The biggest hurdle for Ben-Moshe while making his documentary was the poor state of film archives in India. There was also confusion over the heritage of actresses like Patience Cooper and Azurie, one of Indian cinema’s first ‘dancing stars’.
“It was a minefield to work out who was who,” Ben-Moshe says. “I was told that Patience Cooper — who, along with Sulochana, was a silent film star — was Jewish. But when I contacted her descendants, they told me Cooper was an Armenian Christian. Azurie was also Christian.”
In the absence of accessible records, Ben-Moshe was forced to track down the families of those he featured. This involved making five trips to India over the years, all of which, he says, were more than productive, since it were these relatives who proved crucial for Shalom Bollywood.
Actor-scriptwriter Haidar Ali, who is Pramila’s son, and Rachel Reuben, a former model and editor-director who’s the granddaughter of Rose, became important sources.

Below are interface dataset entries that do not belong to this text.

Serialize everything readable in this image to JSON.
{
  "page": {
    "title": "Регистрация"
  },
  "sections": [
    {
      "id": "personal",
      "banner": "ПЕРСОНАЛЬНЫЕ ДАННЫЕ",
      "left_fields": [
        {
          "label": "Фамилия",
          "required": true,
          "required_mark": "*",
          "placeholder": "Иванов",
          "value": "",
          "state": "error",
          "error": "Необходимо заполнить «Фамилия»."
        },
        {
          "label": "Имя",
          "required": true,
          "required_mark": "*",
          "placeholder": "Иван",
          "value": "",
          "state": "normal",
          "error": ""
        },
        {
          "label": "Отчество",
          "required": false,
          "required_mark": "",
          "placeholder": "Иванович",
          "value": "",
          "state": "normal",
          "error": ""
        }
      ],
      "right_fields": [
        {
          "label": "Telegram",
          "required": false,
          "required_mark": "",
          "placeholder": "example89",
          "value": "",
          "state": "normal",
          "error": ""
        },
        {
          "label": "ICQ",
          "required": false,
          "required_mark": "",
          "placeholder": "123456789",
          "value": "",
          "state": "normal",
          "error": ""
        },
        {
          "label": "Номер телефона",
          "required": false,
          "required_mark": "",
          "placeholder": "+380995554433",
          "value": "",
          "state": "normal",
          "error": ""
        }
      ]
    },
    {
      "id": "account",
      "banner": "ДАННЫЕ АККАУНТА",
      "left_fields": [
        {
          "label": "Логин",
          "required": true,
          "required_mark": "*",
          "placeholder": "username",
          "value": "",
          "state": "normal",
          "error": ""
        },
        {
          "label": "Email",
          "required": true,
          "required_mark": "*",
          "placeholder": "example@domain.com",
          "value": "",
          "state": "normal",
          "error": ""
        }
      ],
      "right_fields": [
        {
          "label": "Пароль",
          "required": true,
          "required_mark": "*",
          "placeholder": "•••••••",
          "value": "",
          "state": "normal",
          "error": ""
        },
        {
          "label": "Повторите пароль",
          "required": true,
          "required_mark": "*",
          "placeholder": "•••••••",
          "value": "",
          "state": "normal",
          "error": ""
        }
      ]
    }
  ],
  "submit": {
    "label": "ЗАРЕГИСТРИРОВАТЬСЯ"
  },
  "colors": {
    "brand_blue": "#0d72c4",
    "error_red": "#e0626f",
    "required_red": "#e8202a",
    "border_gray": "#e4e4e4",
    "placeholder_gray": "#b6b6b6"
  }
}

As did Dianne and Victor Abraham, the niece and nephew of David Abraham.
“Since Haider and Rachel still work in the industry, their inputs doubled as a way to maintain storytelling continuity about the relationship between Indian Jews and Indian cinema,” Ben-Moshe says.
Shooting is done, and the funding being sought for Shalom Bollywood will be needed for post-production, licensing fees for archival footage and audio, and for distribution.
What if he doesn’t meet his target? “I’ll complete [it] come what may,” he says.